BEGIN RECORD EXTRACTS

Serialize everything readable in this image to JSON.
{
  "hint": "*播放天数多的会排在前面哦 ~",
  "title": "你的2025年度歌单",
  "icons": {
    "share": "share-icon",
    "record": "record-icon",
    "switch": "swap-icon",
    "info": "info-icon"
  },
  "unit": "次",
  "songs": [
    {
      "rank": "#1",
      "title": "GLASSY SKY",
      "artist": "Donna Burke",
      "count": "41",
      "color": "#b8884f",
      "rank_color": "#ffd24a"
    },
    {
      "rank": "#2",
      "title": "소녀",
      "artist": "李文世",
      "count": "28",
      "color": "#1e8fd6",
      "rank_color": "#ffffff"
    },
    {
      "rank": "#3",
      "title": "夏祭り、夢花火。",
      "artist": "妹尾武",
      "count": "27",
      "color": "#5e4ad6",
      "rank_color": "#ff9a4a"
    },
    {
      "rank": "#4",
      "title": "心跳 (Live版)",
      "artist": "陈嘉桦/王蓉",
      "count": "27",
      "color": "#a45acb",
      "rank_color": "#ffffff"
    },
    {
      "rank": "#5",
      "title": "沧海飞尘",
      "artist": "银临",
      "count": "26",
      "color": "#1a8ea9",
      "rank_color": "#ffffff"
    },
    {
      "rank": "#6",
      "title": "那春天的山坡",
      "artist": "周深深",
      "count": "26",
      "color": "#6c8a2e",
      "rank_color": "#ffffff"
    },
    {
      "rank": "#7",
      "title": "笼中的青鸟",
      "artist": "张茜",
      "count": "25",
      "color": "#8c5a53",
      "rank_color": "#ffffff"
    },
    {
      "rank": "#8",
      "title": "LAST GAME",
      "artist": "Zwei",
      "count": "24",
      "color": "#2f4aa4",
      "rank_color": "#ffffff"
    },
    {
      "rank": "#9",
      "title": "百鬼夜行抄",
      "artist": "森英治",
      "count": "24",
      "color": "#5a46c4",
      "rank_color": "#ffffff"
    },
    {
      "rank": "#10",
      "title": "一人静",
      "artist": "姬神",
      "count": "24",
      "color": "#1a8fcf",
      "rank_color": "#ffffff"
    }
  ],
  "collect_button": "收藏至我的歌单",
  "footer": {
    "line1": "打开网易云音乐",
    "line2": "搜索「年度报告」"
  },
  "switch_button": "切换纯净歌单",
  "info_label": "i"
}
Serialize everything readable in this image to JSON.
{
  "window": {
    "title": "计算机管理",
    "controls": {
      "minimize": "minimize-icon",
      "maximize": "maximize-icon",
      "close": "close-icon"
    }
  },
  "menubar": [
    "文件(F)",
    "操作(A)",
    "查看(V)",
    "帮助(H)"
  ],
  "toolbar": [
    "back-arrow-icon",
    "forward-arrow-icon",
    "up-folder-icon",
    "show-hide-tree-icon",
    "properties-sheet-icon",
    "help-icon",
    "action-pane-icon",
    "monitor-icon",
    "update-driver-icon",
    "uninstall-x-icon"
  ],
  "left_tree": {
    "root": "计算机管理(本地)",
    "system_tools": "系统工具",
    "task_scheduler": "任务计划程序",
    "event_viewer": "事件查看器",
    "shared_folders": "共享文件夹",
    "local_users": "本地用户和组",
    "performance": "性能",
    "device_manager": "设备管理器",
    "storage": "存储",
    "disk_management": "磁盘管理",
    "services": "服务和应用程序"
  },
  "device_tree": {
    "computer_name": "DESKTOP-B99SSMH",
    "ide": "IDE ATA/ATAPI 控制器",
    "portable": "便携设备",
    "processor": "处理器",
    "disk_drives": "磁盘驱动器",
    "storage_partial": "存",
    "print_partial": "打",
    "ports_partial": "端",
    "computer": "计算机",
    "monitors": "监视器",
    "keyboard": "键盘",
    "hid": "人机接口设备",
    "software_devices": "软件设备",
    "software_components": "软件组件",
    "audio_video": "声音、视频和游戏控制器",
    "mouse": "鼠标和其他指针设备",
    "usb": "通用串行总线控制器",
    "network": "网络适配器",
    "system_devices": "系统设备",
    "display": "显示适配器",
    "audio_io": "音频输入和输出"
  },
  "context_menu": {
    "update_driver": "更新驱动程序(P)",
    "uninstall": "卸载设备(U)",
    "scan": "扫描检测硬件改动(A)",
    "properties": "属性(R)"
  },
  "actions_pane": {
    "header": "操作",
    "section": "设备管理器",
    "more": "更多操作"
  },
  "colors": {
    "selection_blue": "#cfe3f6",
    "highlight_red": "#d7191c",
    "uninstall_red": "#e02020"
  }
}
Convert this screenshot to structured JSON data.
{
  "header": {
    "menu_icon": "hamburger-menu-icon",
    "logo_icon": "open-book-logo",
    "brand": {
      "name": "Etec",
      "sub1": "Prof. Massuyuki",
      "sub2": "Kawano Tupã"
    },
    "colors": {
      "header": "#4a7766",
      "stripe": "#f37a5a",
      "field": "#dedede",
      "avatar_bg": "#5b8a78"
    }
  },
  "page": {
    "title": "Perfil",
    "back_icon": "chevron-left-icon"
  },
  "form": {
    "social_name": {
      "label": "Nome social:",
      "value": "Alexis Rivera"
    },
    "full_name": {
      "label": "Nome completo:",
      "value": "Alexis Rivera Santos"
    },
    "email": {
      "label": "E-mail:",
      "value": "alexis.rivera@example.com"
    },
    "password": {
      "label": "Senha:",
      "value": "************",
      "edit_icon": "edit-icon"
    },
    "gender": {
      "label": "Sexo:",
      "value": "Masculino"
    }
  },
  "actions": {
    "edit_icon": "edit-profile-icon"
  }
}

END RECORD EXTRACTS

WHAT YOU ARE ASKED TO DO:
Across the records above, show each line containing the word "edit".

TASK ANSWER:
      "edit_icon": "edit-icon"
    "edit_icon": "edit-profile-icon"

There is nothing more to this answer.